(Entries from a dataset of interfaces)
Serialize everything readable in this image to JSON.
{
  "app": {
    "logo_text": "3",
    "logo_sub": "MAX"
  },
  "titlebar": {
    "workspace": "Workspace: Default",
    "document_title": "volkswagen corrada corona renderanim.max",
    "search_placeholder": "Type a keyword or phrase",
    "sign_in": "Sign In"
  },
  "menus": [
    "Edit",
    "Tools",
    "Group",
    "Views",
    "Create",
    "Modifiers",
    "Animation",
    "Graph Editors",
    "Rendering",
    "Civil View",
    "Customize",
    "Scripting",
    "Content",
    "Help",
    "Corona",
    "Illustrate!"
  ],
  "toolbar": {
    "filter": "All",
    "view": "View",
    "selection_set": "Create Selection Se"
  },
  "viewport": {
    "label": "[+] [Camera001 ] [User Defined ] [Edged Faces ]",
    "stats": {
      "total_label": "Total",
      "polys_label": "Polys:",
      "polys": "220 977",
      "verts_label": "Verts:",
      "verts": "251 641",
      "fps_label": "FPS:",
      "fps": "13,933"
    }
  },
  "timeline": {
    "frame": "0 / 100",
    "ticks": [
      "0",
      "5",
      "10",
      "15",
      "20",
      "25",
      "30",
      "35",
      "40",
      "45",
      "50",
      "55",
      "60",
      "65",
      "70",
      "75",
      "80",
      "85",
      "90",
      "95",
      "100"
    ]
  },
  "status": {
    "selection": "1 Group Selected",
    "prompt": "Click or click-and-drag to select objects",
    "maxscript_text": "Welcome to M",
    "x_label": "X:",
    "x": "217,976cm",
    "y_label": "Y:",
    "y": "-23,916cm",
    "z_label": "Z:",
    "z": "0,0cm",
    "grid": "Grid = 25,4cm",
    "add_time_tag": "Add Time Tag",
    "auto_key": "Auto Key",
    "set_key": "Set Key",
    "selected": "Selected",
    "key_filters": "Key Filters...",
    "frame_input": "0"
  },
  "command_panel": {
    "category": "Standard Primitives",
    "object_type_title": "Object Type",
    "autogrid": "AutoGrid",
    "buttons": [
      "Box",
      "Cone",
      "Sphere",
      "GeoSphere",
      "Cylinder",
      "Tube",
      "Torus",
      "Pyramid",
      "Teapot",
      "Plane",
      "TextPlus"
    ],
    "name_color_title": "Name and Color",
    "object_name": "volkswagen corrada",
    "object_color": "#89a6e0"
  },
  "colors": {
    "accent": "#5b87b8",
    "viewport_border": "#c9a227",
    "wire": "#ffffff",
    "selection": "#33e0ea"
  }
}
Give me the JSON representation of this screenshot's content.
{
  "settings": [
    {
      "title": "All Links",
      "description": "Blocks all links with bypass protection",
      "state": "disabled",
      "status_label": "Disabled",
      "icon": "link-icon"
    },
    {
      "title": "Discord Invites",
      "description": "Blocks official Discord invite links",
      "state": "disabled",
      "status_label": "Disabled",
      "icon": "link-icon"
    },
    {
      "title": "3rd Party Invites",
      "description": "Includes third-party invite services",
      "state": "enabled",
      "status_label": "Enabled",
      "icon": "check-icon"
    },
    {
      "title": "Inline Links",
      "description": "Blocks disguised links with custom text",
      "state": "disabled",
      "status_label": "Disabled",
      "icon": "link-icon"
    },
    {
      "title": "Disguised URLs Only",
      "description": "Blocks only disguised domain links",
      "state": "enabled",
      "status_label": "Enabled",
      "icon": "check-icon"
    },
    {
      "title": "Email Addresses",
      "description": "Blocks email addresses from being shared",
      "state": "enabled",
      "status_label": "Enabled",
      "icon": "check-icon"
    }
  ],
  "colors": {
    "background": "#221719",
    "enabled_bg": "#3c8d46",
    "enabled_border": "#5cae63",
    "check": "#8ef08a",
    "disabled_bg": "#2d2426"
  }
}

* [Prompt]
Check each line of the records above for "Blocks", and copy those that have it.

* [Result]
      "description": "Blocks all links with bypass protection",
      "description": "Blocks official Discord invite links",
      "description": "Blocks disguised links with custom text",
      "description": "Blocks only disguised domain links",
      "description": "Blocks email addresses from being shared",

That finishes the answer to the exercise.